Saturday, May 18, 2013

So quiet, a pin drop sounds like a plane taking off...

This has been a hell of a week. Some folks came in from out of town, most notably Dr. Pat Walter from TCU, who came in to give a lecture on how to take better shock and vibration measurements. Pat draws a pretty good crowd, about 30-40 people from different industries who are all interested in dynamic measurements. Among these was an old friend of mine, Andy, and some of his colleagues from Los Alamos National Lab. I was between hanging out with them, and dealing with some other boring, non-work related stuff all week, hence no posts. Sorry folks, that will happen from time to time...


Anyway, I'm going to steer a bit off of the lesson plan just a bit (And actually this will fit in nicely with sinusoidal amplitude, which I'll be talking about next) and talk about an application. Yes, I know that it's about time, but the fundamentals must be learned before we can actually understand the applications and all of the cool things in dynamics.

Orfield Labs in Minneapolis, MN had Eckel Noise Control Technologies design and build what Guinness World Record's calls the quietest place on Earth. It's an anechoic chamber (an meaning not, and echo meaning a sound reflection) within two more nested rooms. The nested rooms isolates the anechoic chamber from the outside world to such an extent that the background noise level of the room with nothing in it except the measurement equipment is -9.4 dBA (Decibels, A-weighted). The room is pictured here:


I know a lot of folks have heard the term dB thrown around a lot, so let's talk about what that actually means:

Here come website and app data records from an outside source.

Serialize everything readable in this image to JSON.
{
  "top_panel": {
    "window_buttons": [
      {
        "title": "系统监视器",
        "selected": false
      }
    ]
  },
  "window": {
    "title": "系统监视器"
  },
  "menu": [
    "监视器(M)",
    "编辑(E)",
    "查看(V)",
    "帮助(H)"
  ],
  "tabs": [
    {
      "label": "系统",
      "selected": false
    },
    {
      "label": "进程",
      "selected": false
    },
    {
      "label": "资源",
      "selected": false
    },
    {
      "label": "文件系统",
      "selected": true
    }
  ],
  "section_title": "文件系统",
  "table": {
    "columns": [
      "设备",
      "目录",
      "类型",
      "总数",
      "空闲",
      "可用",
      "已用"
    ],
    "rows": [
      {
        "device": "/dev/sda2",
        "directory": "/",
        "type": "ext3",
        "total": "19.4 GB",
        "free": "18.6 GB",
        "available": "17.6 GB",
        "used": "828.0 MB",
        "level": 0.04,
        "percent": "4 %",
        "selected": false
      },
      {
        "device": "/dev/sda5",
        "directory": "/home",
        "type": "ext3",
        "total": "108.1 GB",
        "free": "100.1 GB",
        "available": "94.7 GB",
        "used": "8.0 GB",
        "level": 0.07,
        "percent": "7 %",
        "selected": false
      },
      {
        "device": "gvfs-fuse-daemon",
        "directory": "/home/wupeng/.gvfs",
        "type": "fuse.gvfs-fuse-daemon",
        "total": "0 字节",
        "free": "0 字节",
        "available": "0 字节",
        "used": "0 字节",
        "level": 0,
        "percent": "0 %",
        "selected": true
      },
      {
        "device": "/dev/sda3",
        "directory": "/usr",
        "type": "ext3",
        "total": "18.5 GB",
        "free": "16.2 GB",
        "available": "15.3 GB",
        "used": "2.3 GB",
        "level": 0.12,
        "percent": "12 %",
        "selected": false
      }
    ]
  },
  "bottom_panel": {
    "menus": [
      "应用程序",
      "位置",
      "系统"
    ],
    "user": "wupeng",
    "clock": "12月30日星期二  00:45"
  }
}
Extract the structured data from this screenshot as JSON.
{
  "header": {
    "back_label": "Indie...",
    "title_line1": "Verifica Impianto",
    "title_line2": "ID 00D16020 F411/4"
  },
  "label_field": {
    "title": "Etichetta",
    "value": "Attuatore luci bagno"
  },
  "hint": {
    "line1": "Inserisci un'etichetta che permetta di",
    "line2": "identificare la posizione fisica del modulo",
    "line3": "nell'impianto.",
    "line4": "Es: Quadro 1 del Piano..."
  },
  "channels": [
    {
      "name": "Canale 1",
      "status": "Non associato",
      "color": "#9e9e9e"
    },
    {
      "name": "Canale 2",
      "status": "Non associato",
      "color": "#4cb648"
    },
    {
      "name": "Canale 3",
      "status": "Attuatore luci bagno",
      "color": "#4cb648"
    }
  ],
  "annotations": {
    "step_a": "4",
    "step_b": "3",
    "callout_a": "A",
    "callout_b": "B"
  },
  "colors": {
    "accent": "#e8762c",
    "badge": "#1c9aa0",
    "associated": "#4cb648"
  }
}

The decibel is a logarithmic unit that indicates the ratio of a physical quantity (usually power or intensity) relative to a specified or implied reference level. A ratio in decibels is ten times the logarithm to base 10 of the ratio of two power quantities.(Wikipedia)

So, simply put, a dB is an indication that what's being measured is in relation (a ratio) to something else. In power quantities (watts and volts^2), an increase in +10 db means a times 10 increase in the actual number. However when dealing with the root of power quantities like pascals, volts, m/s^2... (pretty much everything that isn't watts or volts^2), an increase of 20 is needed for a times 10 increase in the quantity, usually an RMS (Root, Mean, Square) level.

Since a dB is a ratio, or the quotient of two numbers, and the quantity we are measuring is the dividend, what's the divisor, or the reference of the ratio? In each case it can be different, but for sound pressure level, the reference is the lower threshold of human hearing, which is 20uPa. This means that a person with absolutely perfect hearing cannot distinguish an acoustic pressure variation smaller than 20uPa. This, then, is 0 dB. 

The threshold of human hearing isn't a very good means of comparing sound on a day to day basis. Human breathing creates about a 10-20 dB sound pressure level. Normal conversations have a sound pressure level of between 40 and 60 dB. Most automobiles are between 60 and 80 dB. Hearing damage starts to occur at around 85 dB. 

What this means for the anechoic room at Orfield Labs is that when no other stimulus is occurring within the room, the sound level is more quiet than what a human can perceive. In fact, the background noise level in this room, at -9.4 dBA means that the sound pressure is about 1/3 of the pressure we could perceive. In a room like this, a person can hear a lot of things about themselves that they couldn't normally hear. Your heart beating, the gurgling of your stomach, creaks in your joints, and even the blood rushing through your own head. It can be said that when you enter this chamber, you become the sound...

So... Why build a room like this? What's the purpose? I'll let you know soon!

-CMW